Go to the line below that contains "Give me the". From there to the end of the records, reproduce each line exactly, except the pictures.

# # # #

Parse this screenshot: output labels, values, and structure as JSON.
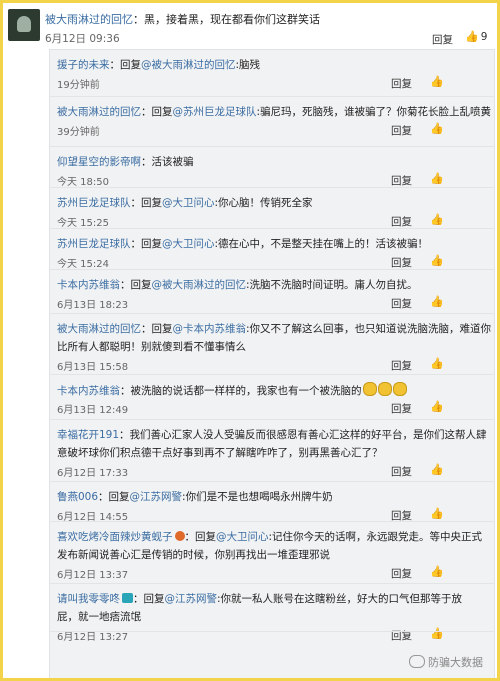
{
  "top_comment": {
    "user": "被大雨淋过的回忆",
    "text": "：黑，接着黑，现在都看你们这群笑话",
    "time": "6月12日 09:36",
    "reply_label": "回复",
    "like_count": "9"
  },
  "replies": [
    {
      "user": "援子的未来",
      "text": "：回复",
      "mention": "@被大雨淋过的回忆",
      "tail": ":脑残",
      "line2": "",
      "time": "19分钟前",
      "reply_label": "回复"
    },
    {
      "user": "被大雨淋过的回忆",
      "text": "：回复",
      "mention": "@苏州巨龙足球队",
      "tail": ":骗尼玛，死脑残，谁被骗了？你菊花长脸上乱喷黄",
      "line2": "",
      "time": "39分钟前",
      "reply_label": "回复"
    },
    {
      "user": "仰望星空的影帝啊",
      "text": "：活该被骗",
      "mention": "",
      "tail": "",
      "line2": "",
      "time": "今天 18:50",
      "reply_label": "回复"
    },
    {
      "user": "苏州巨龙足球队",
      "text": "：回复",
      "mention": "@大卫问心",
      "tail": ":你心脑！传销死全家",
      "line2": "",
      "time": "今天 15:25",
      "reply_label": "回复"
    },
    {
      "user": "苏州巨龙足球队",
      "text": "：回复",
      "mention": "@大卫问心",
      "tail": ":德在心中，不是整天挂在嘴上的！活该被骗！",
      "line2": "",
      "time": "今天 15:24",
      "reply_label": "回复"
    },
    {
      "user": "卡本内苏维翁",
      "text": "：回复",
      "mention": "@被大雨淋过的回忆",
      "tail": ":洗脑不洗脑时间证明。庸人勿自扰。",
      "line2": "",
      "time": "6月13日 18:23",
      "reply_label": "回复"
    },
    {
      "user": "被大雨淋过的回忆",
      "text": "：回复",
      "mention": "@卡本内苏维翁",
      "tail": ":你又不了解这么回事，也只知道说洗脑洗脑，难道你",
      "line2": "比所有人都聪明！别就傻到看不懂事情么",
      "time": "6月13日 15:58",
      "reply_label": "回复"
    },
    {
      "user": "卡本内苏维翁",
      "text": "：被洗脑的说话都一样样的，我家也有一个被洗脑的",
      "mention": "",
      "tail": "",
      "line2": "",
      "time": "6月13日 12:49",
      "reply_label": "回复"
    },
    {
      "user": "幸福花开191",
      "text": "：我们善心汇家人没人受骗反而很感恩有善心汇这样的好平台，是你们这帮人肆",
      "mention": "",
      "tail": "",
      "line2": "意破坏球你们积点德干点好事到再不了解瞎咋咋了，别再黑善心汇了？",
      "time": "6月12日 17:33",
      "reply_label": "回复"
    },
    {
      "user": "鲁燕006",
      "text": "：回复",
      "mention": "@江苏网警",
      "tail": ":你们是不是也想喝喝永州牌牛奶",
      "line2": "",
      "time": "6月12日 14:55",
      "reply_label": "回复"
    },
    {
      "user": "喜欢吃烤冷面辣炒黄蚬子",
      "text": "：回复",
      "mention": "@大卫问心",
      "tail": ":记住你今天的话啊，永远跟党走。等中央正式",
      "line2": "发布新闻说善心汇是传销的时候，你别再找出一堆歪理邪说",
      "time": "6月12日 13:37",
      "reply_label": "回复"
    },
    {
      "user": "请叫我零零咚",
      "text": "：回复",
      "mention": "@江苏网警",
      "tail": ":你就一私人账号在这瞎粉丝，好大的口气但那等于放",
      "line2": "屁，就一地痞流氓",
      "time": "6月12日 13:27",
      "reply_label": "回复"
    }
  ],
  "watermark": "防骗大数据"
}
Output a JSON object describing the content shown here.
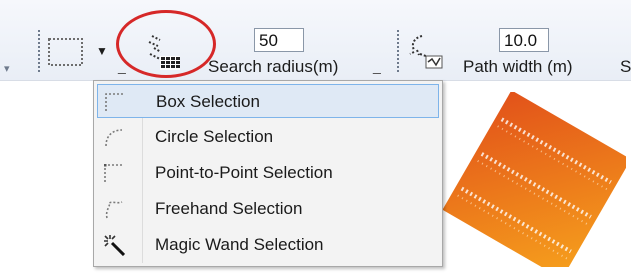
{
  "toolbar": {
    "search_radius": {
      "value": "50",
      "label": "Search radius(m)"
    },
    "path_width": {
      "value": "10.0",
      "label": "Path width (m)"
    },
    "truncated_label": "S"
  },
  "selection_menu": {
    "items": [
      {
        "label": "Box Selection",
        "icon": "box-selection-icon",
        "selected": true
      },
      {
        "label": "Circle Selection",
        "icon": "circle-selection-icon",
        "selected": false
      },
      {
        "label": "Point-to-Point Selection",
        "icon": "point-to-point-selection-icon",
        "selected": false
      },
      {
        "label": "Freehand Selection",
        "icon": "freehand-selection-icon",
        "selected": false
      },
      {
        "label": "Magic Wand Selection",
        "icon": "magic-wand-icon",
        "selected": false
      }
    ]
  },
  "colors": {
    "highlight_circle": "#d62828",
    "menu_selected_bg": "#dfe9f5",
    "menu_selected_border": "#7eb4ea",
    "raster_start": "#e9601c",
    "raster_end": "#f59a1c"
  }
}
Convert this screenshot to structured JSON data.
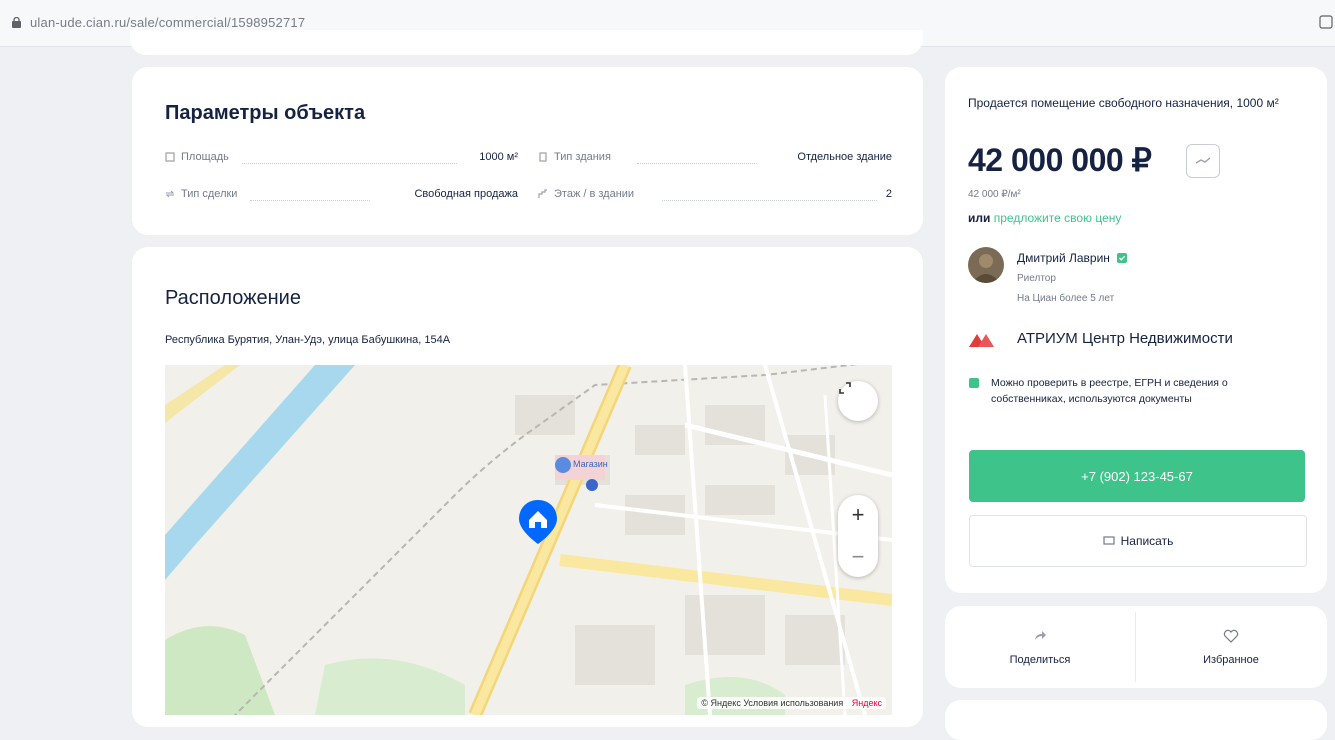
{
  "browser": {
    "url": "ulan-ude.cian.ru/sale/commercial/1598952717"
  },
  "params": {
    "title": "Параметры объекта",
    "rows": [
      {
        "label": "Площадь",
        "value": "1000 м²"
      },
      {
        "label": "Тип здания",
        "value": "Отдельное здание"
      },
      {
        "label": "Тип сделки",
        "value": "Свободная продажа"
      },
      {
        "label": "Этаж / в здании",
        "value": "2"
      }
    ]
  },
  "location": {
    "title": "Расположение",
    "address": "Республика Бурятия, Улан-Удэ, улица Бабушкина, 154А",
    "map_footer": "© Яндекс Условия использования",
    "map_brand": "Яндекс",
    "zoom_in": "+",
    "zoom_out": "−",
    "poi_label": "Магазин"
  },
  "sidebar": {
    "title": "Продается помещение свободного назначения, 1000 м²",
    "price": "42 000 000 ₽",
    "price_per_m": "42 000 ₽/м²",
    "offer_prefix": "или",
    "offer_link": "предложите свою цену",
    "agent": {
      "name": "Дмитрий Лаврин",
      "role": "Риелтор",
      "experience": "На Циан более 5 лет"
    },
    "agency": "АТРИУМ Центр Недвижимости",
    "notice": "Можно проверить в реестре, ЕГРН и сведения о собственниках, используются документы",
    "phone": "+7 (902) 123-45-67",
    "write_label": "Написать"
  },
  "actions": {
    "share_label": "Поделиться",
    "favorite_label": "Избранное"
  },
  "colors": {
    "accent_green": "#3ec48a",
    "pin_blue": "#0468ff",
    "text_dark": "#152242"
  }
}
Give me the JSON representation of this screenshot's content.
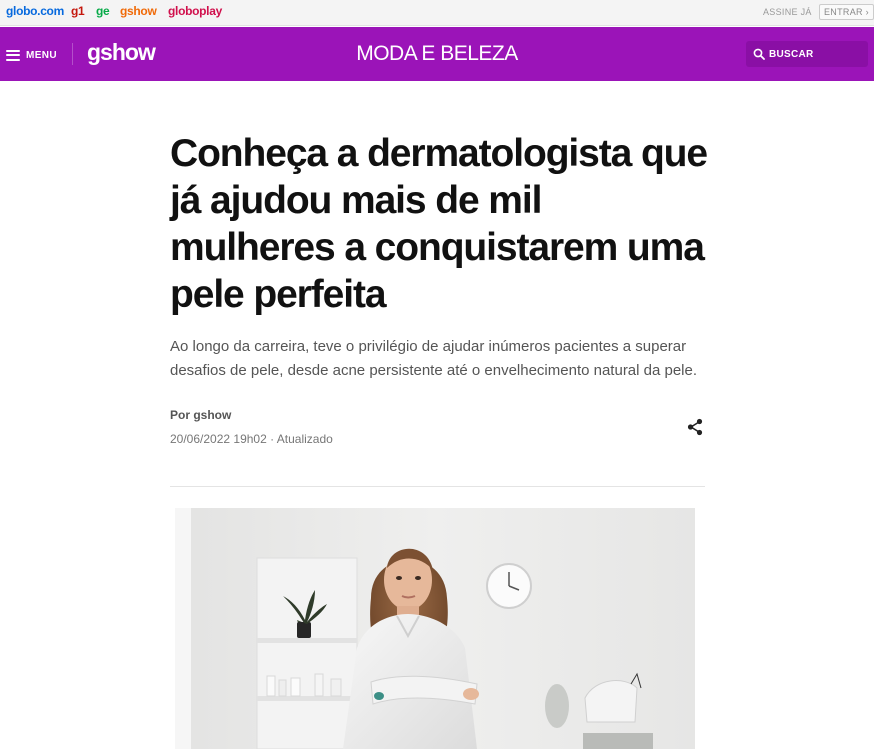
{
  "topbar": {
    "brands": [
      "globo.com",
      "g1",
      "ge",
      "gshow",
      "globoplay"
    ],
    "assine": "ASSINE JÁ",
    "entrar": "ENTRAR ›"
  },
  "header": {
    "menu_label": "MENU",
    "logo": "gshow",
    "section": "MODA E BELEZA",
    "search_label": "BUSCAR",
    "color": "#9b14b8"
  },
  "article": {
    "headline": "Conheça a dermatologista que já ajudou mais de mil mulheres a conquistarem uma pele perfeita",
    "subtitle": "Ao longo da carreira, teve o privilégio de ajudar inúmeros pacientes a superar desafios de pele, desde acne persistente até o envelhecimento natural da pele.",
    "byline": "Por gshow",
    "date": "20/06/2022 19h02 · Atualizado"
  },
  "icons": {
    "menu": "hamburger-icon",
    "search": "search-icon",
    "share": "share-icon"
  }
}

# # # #

- _Result of this task_:
Give me the JSON representation of this screenshot's content.
{
  "topbar": {
    "brands": [
      "globo.com",
      "g1",
      "ge",
      "gshow",
      "globoplay"
    ],
    "assine": "ASSINE JÁ",
    "entrar": "ENTRAR ›"
  },
  "header": {
    "menu_label": "MENU",
    "logo": "gshow",
    "section": "MODA E BELEZA",
    "search_label": "BUSCAR",
    "color": "#9b14b8"
  },
  "article": {
    "headline": "Conheça a dermatologista que já ajudou mais de mil mulheres a conquistarem uma pele perfeita",
    "subtitle": "Ao longo da carreira, teve o privilégio de ajudar inúmeros pacientes a superar desafios de pele, desde acne persistente até o envelhecimento natural da pele.",
    "byline": "Por gshow",
    "date": "20/06/2022 19h02 · Atualizado"
  },
  "icons": {
    "menu": "hamburger-icon",
    "search": "search-icon",
    "share": "share-icon"
  }
}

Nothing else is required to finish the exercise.